From the line containing "Decode this image" through the last line of the entries below, repeat each line word for word and leave out the rest.

Content starts

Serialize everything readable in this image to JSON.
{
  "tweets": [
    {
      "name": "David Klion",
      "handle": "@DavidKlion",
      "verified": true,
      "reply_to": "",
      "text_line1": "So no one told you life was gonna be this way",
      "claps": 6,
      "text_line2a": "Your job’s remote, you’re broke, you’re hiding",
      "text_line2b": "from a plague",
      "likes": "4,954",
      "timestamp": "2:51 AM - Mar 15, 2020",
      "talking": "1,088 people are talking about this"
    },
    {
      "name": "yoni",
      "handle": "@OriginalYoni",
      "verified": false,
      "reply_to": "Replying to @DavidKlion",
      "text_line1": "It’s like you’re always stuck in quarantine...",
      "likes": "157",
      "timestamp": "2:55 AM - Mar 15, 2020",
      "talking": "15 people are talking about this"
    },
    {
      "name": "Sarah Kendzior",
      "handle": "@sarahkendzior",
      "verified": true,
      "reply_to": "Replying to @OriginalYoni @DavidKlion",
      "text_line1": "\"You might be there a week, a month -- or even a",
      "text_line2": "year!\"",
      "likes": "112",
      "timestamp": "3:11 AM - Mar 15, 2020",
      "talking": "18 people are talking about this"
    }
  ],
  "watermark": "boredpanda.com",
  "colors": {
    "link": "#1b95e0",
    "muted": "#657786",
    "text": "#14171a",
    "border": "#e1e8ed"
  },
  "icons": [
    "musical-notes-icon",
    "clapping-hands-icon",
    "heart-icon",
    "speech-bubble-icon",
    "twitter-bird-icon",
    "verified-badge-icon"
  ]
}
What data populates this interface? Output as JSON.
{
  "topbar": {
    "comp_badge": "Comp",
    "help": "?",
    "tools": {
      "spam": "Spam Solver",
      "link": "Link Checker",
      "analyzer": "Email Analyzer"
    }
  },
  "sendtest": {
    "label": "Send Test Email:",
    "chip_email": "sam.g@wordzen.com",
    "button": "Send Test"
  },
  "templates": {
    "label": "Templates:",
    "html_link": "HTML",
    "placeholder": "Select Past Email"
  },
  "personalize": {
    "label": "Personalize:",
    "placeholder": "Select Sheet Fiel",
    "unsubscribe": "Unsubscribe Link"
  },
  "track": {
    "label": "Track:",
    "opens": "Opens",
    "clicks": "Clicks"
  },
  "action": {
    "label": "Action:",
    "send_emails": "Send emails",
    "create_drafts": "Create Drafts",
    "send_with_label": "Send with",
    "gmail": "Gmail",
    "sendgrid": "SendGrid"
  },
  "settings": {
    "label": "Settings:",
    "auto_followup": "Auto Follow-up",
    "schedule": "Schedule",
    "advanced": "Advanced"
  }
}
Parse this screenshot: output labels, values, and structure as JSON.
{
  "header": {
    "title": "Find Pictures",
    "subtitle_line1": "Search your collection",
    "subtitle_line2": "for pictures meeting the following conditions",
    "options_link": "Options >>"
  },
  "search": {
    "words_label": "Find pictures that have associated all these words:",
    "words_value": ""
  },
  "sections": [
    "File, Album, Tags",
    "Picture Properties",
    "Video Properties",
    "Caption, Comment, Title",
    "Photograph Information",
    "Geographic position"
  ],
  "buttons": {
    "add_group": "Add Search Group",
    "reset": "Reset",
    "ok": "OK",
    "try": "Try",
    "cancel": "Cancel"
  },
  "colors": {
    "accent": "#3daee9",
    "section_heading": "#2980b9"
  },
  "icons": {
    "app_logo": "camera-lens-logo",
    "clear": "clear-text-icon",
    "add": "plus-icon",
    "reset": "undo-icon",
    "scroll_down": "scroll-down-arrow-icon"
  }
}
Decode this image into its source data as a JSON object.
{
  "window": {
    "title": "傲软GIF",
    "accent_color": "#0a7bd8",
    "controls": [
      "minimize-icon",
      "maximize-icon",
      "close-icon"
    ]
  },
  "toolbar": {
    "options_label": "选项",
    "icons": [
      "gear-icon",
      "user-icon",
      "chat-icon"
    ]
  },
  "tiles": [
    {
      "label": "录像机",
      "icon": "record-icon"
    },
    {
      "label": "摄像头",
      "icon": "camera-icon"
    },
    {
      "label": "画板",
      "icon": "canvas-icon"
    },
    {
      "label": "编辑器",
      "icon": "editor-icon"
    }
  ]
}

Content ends

- [SOLVED PROBLEM]
Decode this image into its source data as a JSON object.
{
  "window": {
    "title": "傲软GIF",
    "accent_color": "#0a7bd8",
    "controls": [
      "minimize-icon",
      "maximize-icon",
      "close-icon"
    ]
  },
  "toolbar": {
    "options_label": "选项",
    "icons": [
      "gear-icon",
      "user-icon",
      "chat-icon"
    ]
  },
  "tiles": [
    {
      "label": "录像机",
      "icon": "record-icon"
    },
    {
      "label": "摄像头",
      "icon": "camera-icon"
    },
    {
      "label": "画板",
      "icon": "canvas-icon"
    },
    {
      "label": "编辑器",
      "icon": "editor-icon"
    }
  ]
}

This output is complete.